Curtis Lee Foster was convicted of the murder of Bobby Gene Powell, Chief of Police of Swainsboro, Georgia. He was sentenced to life imprisonment for the murder and an additional twelve months for violation of the Georgia Controlled Substances Act. Foster alleges the following as error: (1) the trial court failed to charge the jury on voluntary and involuntary manslaughter; (2) the court erred in allowing the state to cross-examine its own witness as to prior inconsistent statements; and (3) the court erred in failing to discharge a juror for cause.
The shooting of Powell occurred following an attempt by numerous law enforcement officials to stop appellant, who had been shooting his gun in Swainsboro. Chief Powell had deployed men in four police cars in the area in which appellant had been spotted. The officers heard two gunshots and then heard on their radios that an officer had been shot. Powell was found in his car, having been shot. Three witnesses, who were playing ball in the area, testified to seeing two persons scuffling on the ground and to hearing two gunshots. One of these witnesses testified that the shots were fired as one man knelt over the other. The other two testified to hearing something hit the ground, hearing two gunshots and seeing fire come out of the gun.
According to the testimony of a Georgia Bureau of Investigation agent, one of the witnesses to the struggle, Craig McKinney, told him on the day following the shooting that he witnessed appellant on top of Powell, that Powell twice cried out for appellant not to shoot him, and that he saw appellant reach toward his pants, then heard two shots while seeing fire coming from appellant's hand. McKinney denied these statements at trial.
1. Appellant assigns as error the trial court's failure to charge the jury on voluntary and involuntary manslaughter. We do not need to reach the question whether there was evidence which would have required a charge of voluntary manslaughter or of involuntary manslaughter for the reason that there was no written request that either charge be given. We have held that, in the absence of a written request, failure to charge the lesser included offenses of voluntary or involuntary manslaughter is not error. Walston v. State, 245 Ga. 572 (266 SE2d 185) (1980)
; Maher v. State, 239 Ga. 305 (236 SE2d 647) (1977)
; State v. Stonaker, 236 Ga. 1 (222 SE2d 354) (1976)
, cert. den. 429 U. S. 833 (1976).

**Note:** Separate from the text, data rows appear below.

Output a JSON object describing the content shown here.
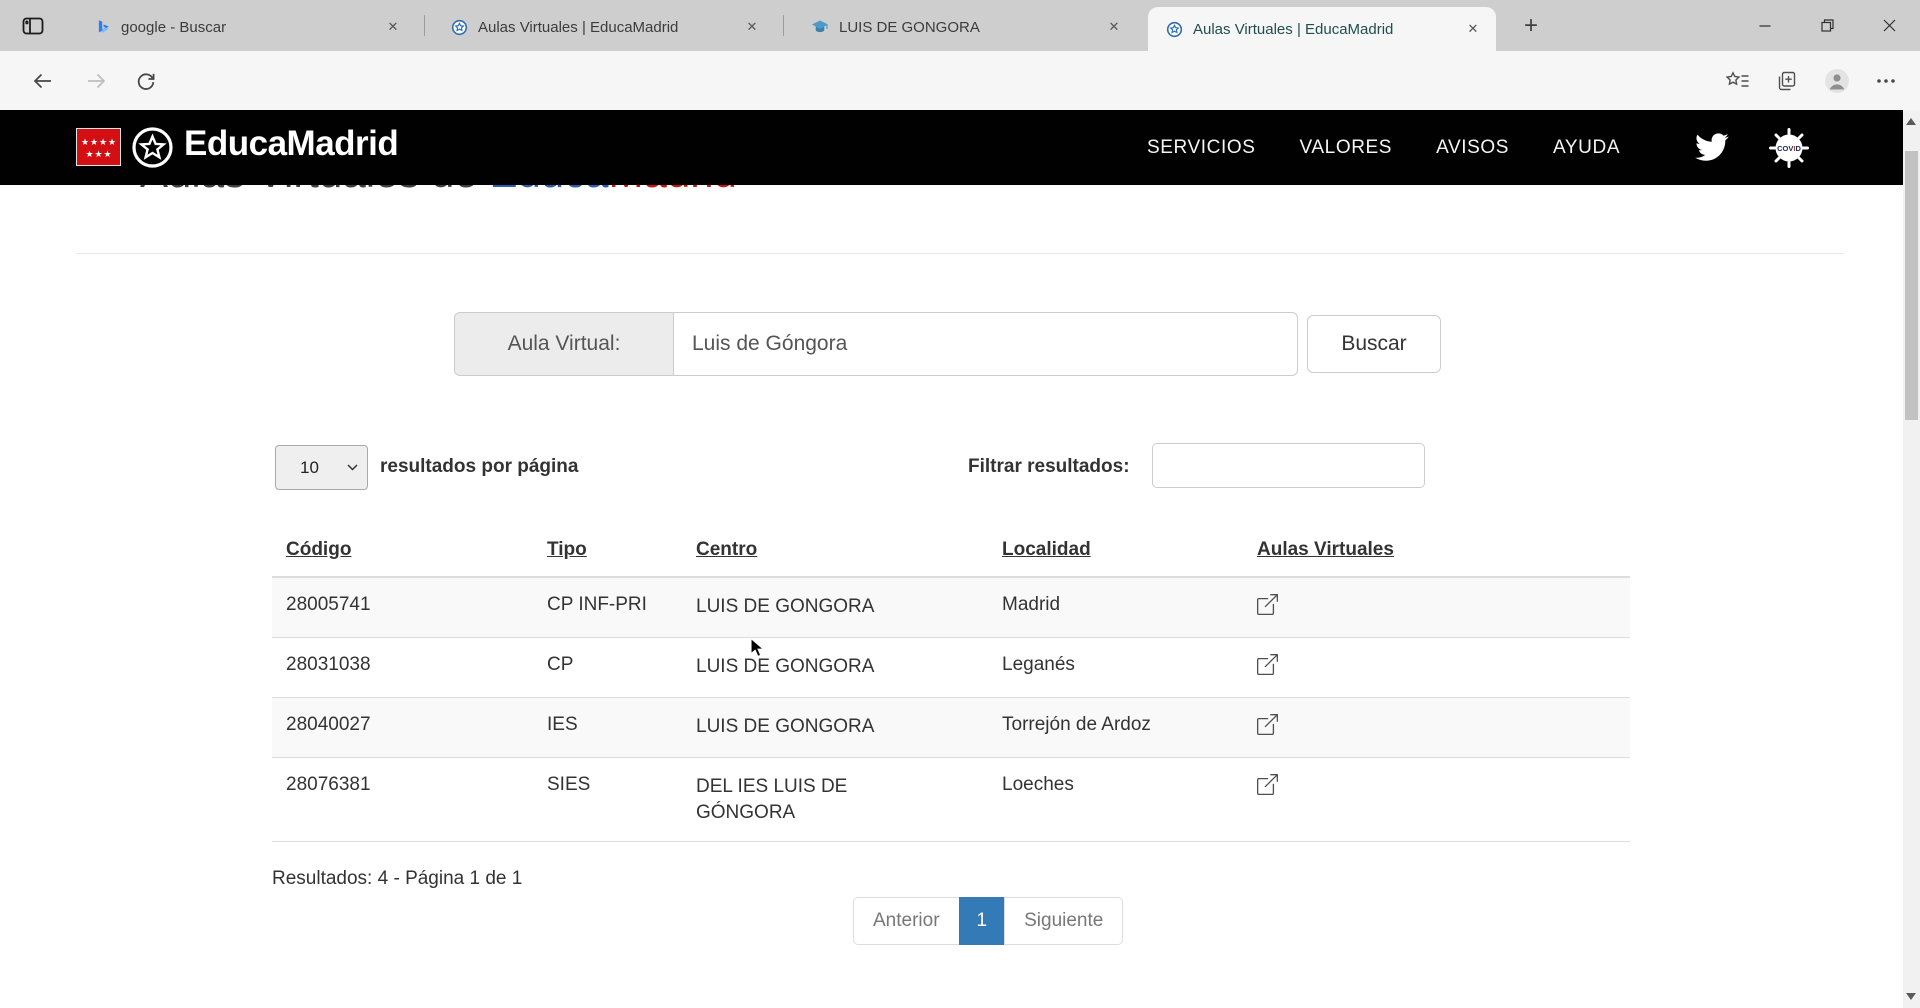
{
  "browser": {
    "tabs": [
      {
        "title": "google - Buscar",
        "icon": "bing-icon"
      },
      {
        "title": "Aulas Virtuales | EducaMadrid",
        "icon": "educamadrid-icon"
      },
      {
        "title": "LUIS DE GONGORA",
        "icon": "graduation-cap-icon"
      },
      {
        "title": "Aulas Virtuales | EducaMadrid",
        "icon": "educamadrid-icon",
        "active": true
      }
    ],
    "url": "https://www.educa2.madrid.org/educamadrid/aula-virtual"
  },
  "site_header": {
    "brand": "EducaMadrid",
    "nav": [
      "SERVICIOS",
      "VALORES",
      "AVISOS",
      "AYUDA"
    ],
    "covid_badge": "COVID"
  },
  "page": {
    "title_parts": {
      "prefix": "Aulas Virtuales de ",
      "educa": "Educa",
      "madrid": "Madrid"
    },
    "search": {
      "label": "Aula Virtual:",
      "value": "Luis de Góngora",
      "button_label": "Buscar"
    },
    "per_page": {
      "selected": "10",
      "suffix_label": "resultados por página"
    },
    "filter": {
      "label": "Filtrar resultados:",
      "value": ""
    },
    "table": {
      "headers": [
        "Código",
        "Tipo",
        "Centro",
        "Localidad",
        "Aulas Virtuales"
      ],
      "rows": [
        {
          "codigo": "28005741",
          "tipo": "CP INF-PRI",
          "centro": "LUIS DE GONGORA",
          "localidad": "Madrid"
        },
        {
          "codigo": "28031038",
          "tipo": "CP",
          "centro": "LUIS DE GONGORA",
          "localidad": "Leganés"
        },
        {
          "codigo": "28040027",
          "tipo": "IES",
          "centro": "LUIS DE GONGORA",
          "localidad": "Torrejón de Ardoz"
        },
        {
          "codigo": "28076381",
          "tipo": "SIES",
          "centro": "DEL IES LUIS DE GÓNGORA",
          "localidad": "Loeches"
        }
      ]
    },
    "results_summary": "Resultados: 4 - Página 1 de 1",
    "pagination": {
      "previous": "Anterior",
      "current": "1",
      "next": "Siguiente"
    }
  },
  "colors": {
    "accent_blue": "#337ab7",
    "brand_red": "#cc1111",
    "brand_blue": "#2a5db0",
    "header_bg": "#010101"
  }
}
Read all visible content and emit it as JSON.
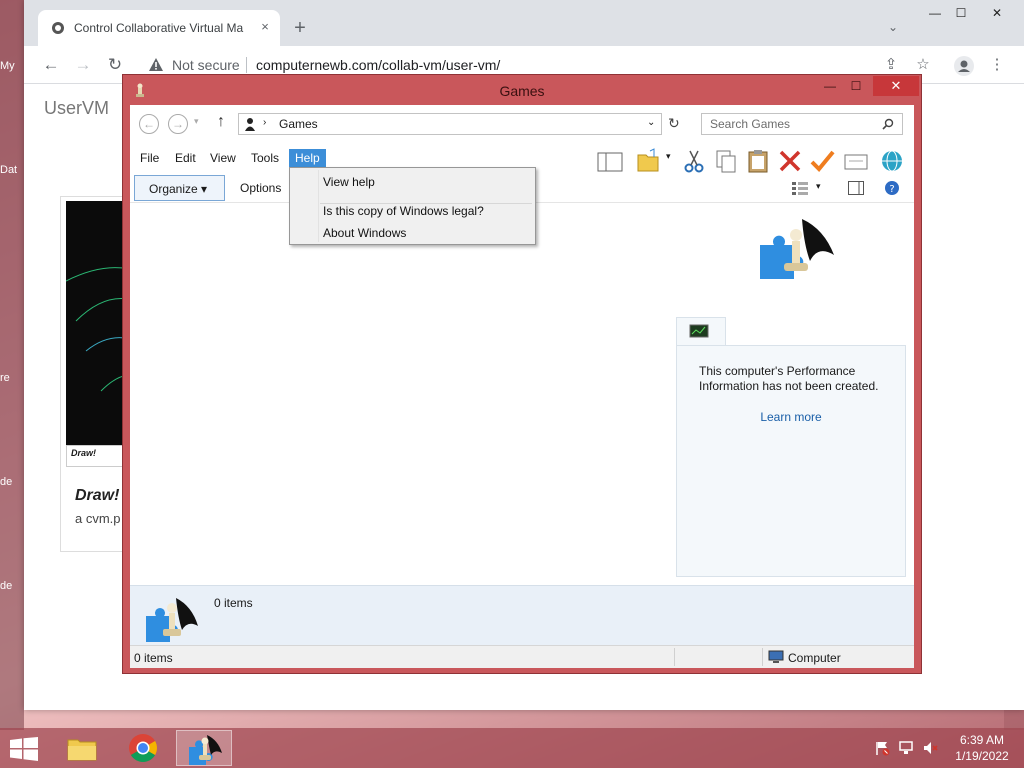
{
  "desktop": {
    "left_labels": [
      "My",
      "Dat",
      "re",
      "de",
      "de"
    ]
  },
  "browser": {
    "tab_title": "Control Collaborative Virtual Ma",
    "tab_close": "×",
    "new_tab": "+",
    "tab_search": "⌄",
    "win_minimize": "—",
    "win_maximize": "☐",
    "win_close": "✕",
    "back": "←",
    "forward": "→",
    "reload": "↻",
    "security_text": "Not secure",
    "url": "computernewb.com/collab-vm/user-vm/",
    "share": "⇪",
    "bookmark": "☆",
    "menu": "⋮"
  },
  "page": {
    "brand": "UserVM",
    "card_caption": "Draw!",
    "card_title": "Draw!",
    "card_sub": "a cvm.p"
  },
  "explorer": {
    "title": "Games",
    "minimize": "—",
    "maximize": "☐",
    "close": "✕",
    "back": "←",
    "forward": "→",
    "up": "↑",
    "address": "Games",
    "search_placeholder": "Search Games",
    "menus": [
      "File",
      "Edit",
      "View",
      "Tools",
      "Help"
    ],
    "organize": "Organize ▾",
    "options": "Options",
    "help_menu": {
      "items": [
        "View help",
        "Is this copy of Windows legal?",
        "About Windows"
      ]
    },
    "perf_text": "This computer's Performance Information has not been created.",
    "learn_more": "Learn more",
    "detail_count": "0 items",
    "status_left": "0 items",
    "status_right": "Computer"
  },
  "taskbar": {
    "clock_time": "6:39 AM",
    "clock_date": "1/19/2022"
  }
}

2. Appellant contends that the court erred in allowing the state to impeach its own witness, Craig McKinney, by the testimony of a G.B.I. agent as to prior inconsistent statements given by McKinney. Although ordinarily a party may not impeach its own witness, when he can show the court that he has been entrapped by the witness' prior contradictory statement, impeachment will be allowed. Code Ann. 38-1801. Furthermore, a witness may be impeached by his own prior inconsistent statements. Code Ann. 38-1803. Wilson v. State, 235 Ga. 470 (219 SE2d 756) (1975)
; Wisdom v. State, 234 Ga. 650 (217 SE2d 244) (1975)
; Gary v. State, 156 Ga. App. 856 (275 SE2d 830) (1980)
. The hearsay testimony of the G.B.I. agent as to McKinney's prior statements was not harmful to appellant because the court made it clear to the jury by instructions before and immediately after his testimony and by its charge to the jury that the prior inconsistent statements of McKinney were to be considered for impeachment only and not for the truth of the matters therein. Under the totality of the circumstances, there was no error in admitting the testimony of the prior inconsistent statements of McKinney. Knight v. State, 239 Ga. 594 (238 SE2d 390) (1977)
3. In his final enumeration of error, appellant objects to the failure of the trial court to excuse for cause a prospective juror who expressed grief at the death of the police chief and who indicated that he would tend to believe the testimony of Sheriff Mason or Reginald Thompson, two law enforcement officers whom he had known all his life, over that of a person whom he did not know. When asked by the court if he had prejudged the testimony of Sheriff Mason and would take anything he said as true and not consider the other person's testimony, the prospective juror said this had not been his intent. Further, the prospective juror answered affirmatively when asked if he could fairly and impartially evaluate the testimony given from the witness stand. The trial court has wide discretion in deciding whether a juror should be excused for cause. Taylor v. State, 243 Ga. 222 (253 SE2d 191) (1979)
. The fact that a juror has formed an opinion about the credibility of a witness does not mandate that he be excused for cause. Tennon v. State, 235 Ga. 594 (220 SE2d 914) (1975)
, cert. den. 426 U. S. 908 (1976).
Where an otherwise qualified juror indicates that he can and will fairly evaluate the evidence, the party who wishes to eliminate him must do so by means of the peremptory strike. There was no abuse of discretion in the trial court's failure to strike this prospective juror for cause.
H. Reginald Thompson, District Attorney, Arthur K. Bolton, Attorney General, Nicholas G. Dumich, Assistant Attorney General, for appellee.